J Street Buzz
March 5, 2019

We're all busy buzzing around, but never too busy to take your call or respond to your request!

President Armen Stein has earned the Microsoft MVP Award every year since 2006. The award is for technical expertise (for Access in Armen's case) and community involvement.  There are fewer than 40 Access MVPs in the world!





The Best New Gadgets and Tech from CES 2019

We know you just want to see the best stuff from CES with the least amount of effort—all that content you’ve been meaning to get to isn’t going to watch itself. So, here’s a short-and-sweet recap of CES highlights you can use to impress your friends with your incredible knowledge of cool new gadgets. You’re welcome.  Read more...

Know Your Audience

When communicating with anyone it is important to know your audience.  You should know their level of knowledge on the subject, and how they will react to news you share.  The way you say something is key to how they will interpret your message.

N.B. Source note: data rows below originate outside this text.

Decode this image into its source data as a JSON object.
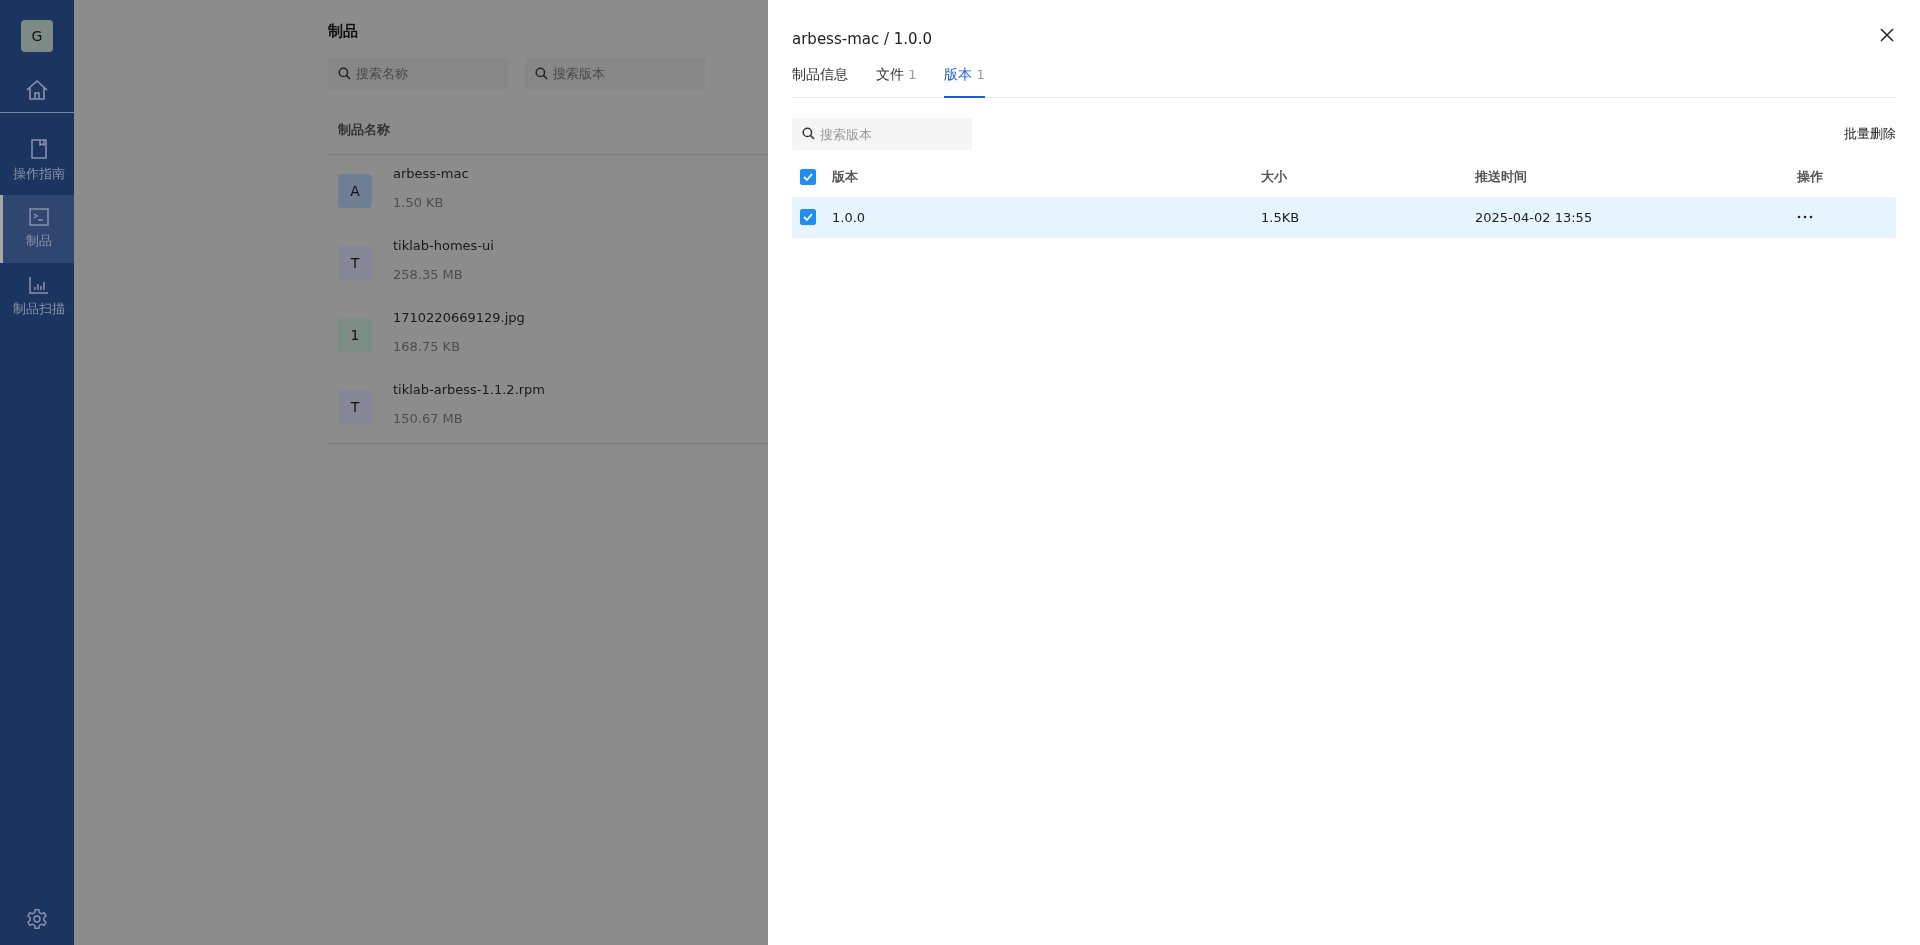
{
  "sidebar": {
    "avatar": "G",
    "items": [
      {
        "label": "操作指南",
        "selected": false
      },
      {
        "label": "制品",
        "selected": true
      },
      {
        "label": "制品扫描",
        "selected": false
      }
    ]
  },
  "main": {
    "title": "制品",
    "search_fields": [
      {
        "placeholder": "搜索名称"
      },
      {
        "placeholder": "搜索版本"
      }
    ],
    "column": "制品名称",
    "items": [
      {
        "initial": "A",
        "name": "arbess-mac",
        "size": "1.50 KB",
        "color": "#6e7f93"
      },
      {
        "initial": "T",
        "name": "tiklab-homes-ui",
        "size": "258.35 MB",
        "color": "#858797"
      },
      {
        "initial": "1",
        "name": "1710220669129.jpg",
        "size": "168.75 KB",
        "color": "#7b8d85"
      },
      {
        "initial": "T",
        "name": "tiklab-arbess-1.1.2.rpm",
        "size": "150.67 MB",
        "color": "#858797"
      }
    ]
  },
  "drawer": {
    "title": "arbess-mac / 1.0.0",
    "tabs": [
      {
        "label": "制品信息",
        "selected": false
      },
      {
        "label": "文件",
        "count": "1",
        "selected": false
      },
      {
        "label": "版本",
        "count": "1",
        "selected": true
      }
    ],
    "search": {
      "placeholder": "搜索版本"
    },
    "batch_delete": "批量删除",
    "table": {
      "all_checked": true,
      "columns": [
        "版本",
        "大小",
        "推送时间",
        "操作"
      ],
      "rows": [
        {
          "version": "1.0.0",
          "size": "1.5KB",
          "pushed": "2025-04-02 13:55",
          "checked": true,
          "selected": true
        }
      ]
    }
  }
}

When communicating via email, "tone" can be lost or misconstrued making it even more difficult to convey your message.  Worse yet - if you are trying to convey technical information to a non-technical person, the words you use can cause distress for the receiver.  By choosing your phrasing carefully, and putting yourself in their shoes, you can save your clients from unnecessary confusion and frustration.  Here are a couple of examples:

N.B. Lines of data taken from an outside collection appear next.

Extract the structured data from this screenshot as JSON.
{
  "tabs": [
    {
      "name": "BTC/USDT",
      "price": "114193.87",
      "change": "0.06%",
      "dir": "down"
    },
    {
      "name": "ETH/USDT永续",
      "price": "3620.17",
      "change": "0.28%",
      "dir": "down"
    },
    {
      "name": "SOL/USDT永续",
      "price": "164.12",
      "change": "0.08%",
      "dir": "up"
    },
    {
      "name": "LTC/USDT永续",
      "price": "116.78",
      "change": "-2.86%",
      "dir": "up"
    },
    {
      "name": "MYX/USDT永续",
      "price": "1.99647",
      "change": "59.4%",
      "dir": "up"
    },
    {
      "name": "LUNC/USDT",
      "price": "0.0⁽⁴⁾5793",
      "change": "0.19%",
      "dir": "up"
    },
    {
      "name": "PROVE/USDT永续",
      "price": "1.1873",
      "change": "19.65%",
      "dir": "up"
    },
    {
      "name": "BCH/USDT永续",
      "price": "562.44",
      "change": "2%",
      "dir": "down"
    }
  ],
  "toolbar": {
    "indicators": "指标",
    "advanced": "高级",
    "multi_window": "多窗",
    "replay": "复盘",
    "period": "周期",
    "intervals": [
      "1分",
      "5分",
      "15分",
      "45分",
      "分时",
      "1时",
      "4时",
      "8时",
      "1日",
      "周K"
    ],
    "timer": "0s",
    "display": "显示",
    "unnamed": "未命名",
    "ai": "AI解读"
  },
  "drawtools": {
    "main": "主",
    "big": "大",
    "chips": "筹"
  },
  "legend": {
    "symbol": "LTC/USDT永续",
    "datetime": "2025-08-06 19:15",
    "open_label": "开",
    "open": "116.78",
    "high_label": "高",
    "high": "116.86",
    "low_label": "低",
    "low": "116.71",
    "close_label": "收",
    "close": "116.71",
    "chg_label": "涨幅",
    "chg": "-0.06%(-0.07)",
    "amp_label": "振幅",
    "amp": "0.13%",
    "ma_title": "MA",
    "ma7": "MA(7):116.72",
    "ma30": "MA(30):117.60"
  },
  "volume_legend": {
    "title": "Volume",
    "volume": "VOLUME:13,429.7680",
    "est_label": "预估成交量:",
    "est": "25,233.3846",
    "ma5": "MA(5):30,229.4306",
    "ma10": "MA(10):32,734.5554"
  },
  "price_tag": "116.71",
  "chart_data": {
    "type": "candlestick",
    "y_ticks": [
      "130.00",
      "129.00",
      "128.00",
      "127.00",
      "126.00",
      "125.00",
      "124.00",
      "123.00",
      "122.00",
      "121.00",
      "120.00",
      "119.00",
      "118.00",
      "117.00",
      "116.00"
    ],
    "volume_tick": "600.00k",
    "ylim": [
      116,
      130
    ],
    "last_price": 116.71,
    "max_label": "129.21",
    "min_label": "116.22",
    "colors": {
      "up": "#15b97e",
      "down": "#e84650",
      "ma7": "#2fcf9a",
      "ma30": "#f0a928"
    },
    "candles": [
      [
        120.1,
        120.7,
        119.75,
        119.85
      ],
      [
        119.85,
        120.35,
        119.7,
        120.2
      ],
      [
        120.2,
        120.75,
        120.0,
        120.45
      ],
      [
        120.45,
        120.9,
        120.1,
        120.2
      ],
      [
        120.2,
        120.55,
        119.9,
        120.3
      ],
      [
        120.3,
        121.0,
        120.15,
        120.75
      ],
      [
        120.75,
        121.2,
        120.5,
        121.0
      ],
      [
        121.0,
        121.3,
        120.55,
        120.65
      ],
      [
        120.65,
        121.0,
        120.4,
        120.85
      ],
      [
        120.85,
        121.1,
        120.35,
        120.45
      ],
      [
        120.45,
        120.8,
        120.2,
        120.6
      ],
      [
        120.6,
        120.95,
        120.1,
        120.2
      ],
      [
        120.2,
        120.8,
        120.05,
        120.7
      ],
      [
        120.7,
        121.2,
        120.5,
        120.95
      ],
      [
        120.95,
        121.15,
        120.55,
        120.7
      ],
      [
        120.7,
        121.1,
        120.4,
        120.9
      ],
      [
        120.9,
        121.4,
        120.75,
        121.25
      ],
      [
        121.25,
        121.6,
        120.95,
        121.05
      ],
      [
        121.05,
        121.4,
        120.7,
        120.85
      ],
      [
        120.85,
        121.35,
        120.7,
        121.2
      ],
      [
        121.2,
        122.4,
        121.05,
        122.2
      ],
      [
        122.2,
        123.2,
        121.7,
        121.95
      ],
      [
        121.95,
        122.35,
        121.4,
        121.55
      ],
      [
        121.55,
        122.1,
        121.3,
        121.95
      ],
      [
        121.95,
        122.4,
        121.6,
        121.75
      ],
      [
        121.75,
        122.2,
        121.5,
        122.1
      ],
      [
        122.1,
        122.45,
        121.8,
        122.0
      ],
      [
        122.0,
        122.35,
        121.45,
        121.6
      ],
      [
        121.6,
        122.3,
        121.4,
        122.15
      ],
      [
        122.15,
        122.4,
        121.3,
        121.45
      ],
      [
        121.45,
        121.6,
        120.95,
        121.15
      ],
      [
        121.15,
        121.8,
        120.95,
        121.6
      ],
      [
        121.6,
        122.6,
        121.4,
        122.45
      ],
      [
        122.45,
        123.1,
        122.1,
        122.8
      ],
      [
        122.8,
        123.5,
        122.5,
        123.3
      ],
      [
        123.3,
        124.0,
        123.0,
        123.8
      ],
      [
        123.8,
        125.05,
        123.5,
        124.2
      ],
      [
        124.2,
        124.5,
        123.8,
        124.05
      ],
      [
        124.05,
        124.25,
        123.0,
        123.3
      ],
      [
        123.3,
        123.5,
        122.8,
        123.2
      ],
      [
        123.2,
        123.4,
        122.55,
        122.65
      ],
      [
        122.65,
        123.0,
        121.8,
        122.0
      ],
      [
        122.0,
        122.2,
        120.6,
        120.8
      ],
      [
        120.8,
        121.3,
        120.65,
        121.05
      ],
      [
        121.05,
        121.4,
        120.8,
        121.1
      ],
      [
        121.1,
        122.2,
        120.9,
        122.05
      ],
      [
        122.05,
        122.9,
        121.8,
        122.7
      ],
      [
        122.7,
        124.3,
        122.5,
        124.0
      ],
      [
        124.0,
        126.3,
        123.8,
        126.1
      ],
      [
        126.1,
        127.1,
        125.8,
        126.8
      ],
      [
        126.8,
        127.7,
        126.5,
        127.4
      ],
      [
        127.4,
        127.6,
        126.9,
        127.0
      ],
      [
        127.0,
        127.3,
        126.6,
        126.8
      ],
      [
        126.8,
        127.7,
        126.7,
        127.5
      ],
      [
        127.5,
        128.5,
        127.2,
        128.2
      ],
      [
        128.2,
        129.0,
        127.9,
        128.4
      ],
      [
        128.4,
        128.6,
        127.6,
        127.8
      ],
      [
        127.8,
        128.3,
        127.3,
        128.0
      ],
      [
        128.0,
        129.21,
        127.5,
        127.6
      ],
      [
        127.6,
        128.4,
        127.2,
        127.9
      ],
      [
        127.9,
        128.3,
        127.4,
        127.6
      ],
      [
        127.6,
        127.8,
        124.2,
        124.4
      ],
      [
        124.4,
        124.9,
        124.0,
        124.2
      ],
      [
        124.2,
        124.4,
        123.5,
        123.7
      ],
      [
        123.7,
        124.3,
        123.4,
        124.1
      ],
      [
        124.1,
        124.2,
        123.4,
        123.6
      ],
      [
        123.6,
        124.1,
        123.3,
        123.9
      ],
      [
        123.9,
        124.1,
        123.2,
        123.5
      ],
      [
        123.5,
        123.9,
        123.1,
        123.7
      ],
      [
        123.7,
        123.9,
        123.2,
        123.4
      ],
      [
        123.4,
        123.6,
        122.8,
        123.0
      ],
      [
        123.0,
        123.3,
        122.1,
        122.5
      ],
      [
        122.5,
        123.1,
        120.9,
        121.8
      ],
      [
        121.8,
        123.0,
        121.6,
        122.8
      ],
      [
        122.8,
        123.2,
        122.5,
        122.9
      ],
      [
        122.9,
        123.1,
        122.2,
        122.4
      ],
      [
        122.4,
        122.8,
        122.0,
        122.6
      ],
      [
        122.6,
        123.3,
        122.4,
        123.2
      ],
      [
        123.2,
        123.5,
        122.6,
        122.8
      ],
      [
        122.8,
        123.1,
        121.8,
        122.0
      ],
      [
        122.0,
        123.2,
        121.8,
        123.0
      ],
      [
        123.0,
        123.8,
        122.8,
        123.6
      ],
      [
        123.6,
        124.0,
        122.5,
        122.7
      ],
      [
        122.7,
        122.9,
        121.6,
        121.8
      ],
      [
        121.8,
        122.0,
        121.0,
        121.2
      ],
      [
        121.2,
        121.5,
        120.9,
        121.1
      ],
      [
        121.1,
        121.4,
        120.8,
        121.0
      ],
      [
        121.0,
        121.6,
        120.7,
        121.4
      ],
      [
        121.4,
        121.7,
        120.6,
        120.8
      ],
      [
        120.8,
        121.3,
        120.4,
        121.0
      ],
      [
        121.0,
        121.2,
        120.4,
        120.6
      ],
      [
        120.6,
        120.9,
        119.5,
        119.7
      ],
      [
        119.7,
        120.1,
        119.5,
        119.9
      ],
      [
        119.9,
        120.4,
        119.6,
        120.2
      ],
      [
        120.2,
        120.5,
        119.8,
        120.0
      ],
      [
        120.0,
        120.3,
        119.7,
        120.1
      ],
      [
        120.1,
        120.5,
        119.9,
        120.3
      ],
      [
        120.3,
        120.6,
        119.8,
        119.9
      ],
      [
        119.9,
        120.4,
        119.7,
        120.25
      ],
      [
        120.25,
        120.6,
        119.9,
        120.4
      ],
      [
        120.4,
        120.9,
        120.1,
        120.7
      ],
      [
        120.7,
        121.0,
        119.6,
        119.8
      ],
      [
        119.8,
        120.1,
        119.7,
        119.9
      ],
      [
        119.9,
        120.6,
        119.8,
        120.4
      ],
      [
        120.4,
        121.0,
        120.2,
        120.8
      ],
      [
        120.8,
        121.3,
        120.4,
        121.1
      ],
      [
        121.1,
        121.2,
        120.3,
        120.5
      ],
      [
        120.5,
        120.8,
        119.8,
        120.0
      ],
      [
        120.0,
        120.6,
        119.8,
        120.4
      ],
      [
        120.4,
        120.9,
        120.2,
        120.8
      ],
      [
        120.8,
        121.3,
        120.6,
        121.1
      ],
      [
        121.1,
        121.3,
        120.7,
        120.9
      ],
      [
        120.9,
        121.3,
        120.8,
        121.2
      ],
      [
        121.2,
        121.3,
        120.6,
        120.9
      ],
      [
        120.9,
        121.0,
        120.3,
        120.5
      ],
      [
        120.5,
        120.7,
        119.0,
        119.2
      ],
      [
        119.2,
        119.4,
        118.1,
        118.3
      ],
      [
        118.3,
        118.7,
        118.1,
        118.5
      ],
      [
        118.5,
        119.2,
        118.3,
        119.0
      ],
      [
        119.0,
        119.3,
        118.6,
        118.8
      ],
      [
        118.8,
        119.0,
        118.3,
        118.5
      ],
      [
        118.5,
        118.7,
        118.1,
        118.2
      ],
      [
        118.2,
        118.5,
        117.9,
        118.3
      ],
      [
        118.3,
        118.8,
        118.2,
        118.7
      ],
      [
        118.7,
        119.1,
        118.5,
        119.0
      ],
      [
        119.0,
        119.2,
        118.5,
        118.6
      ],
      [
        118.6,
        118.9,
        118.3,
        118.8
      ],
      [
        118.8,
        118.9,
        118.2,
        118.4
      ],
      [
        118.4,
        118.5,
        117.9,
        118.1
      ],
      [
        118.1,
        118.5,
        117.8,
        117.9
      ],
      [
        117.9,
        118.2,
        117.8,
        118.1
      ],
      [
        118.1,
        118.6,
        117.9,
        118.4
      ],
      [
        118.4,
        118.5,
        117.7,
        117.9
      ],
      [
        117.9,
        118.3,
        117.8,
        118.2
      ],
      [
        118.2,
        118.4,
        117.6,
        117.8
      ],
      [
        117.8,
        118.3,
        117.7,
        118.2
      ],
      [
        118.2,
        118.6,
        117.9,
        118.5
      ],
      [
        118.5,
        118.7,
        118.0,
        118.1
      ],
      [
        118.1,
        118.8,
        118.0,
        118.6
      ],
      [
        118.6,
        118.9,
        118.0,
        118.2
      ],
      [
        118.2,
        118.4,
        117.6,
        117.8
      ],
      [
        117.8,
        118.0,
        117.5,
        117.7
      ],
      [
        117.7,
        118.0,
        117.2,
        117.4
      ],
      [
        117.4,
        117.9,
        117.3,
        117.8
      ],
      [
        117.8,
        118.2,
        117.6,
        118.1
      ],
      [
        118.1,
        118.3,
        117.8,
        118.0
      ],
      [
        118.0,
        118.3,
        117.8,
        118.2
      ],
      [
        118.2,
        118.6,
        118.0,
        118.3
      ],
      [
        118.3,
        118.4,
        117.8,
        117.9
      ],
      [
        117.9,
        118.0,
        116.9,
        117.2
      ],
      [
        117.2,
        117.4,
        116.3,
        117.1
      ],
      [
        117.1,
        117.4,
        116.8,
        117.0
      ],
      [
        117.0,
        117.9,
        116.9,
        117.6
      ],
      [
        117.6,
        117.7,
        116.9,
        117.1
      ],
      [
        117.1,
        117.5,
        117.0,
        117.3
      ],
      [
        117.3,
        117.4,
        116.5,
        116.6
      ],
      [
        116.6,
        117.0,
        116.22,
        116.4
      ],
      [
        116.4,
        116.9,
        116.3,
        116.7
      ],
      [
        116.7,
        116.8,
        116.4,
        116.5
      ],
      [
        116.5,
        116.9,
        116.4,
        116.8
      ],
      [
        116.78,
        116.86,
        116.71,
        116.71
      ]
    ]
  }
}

Situation: A client's system is generating notifications that there are many unsuccessful log in attempts from an unknown source.
What you could say: "Someone is trying to hack your system!"
A better way to say it: "Your system is blocking numerous unwanted access attempts, as it is supposed to do.  It is quite common for systems to receive these types of attempts. Your server is up to date on all security patches and the system is preventing these attempts from getting through.  We'll continue to monitor the situation."

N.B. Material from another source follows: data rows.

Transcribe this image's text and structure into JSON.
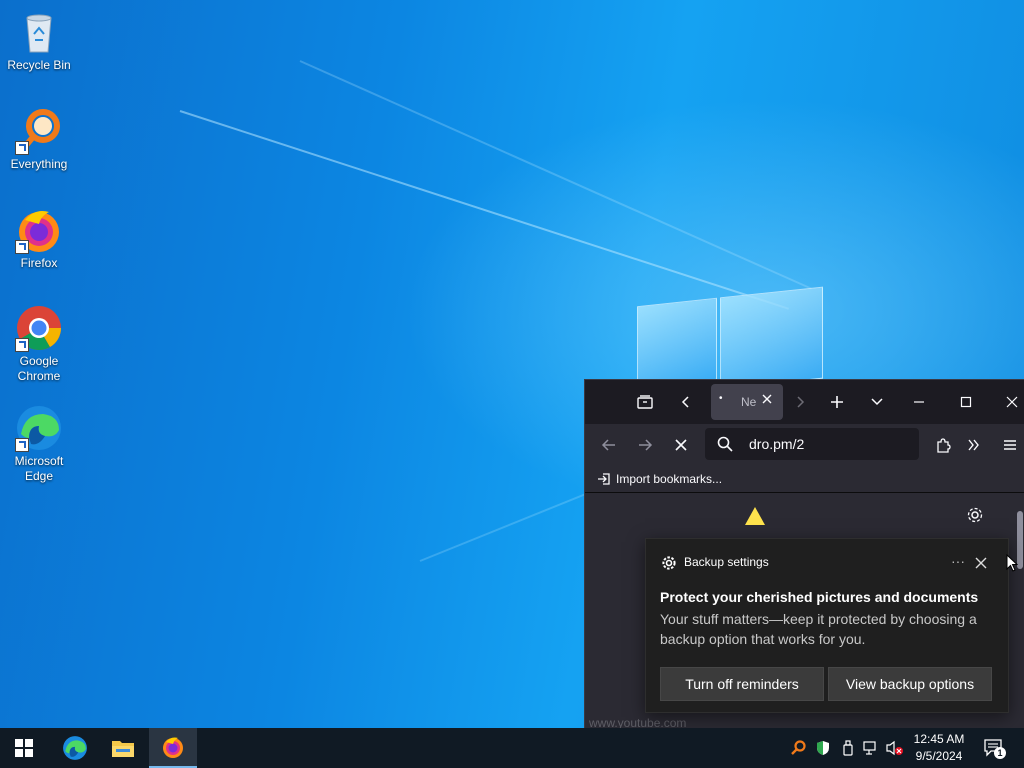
{
  "desktop": {
    "icons": [
      {
        "label": "Recycle Bin"
      },
      {
        "label": "Everything"
      },
      {
        "label": "Firefox"
      },
      {
        "label": "Google Chrome"
      },
      {
        "label": "Microsoft Edge"
      }
    ]
  },
  "browser": {
    "tab_title": "Ne",
    "url": "dro.pm/2",
    "bookmarks_import": "Import bookmarks...",
    "status_url": "www.youtube.com"
  },
  "notification": {
    "header": "Backup settings",
    "title": "Protect your cherished pictures and documents",
    "body": "Your stuff matters—keep it protected by choosing a backup option that works for you.",
    "btn_turn_off": "Turn off reminders",
    "btn_view": "View backup options",
    "more": "···"
  },
  "taskbar": {
    "time": "12:45 AM",
    "date": "9/5/2024",
    "notification_count": "1"
  },
  "colors": {
    "desktop_blue": "#0a78d7",
    "browser_dark": "#1c1b22",
    "taskbar": "#101a24"
  }
}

Situation: A client's system is not performing well, and you don't immediately know what the issue is.
What you could say: "I've never seen this happen before.  I'm totally stumped."
A better way to say it: "I can see your system isn't performing acceptably.  Our team is working on resolving this issue right now.  We'll let you know what we find."

By acknowledging the issue and expanding your response to include professional information and a calm, confident tone, you can avoid causing stress and frustration for your client.  And a bonus is that this can also reduce the number of follow-up conversations asking for clarification!

Contact us for a free consultation - we're here to help you!  And don't worry - we know our audience!


Project Highlight: Calamco

I visited CALAMCO in December along with Michal Bar and Mike Sullivan from Microsoft.

One of the most exciting parts about embarking on a new custom software development project is diving in and learning the nuances of our client's business. Usually I have at least a passing knowledge of their industry, but occasionally I'm taken by surprise. One of those times was when my team at J Street Technology was contacted by CALAMCO. Read more...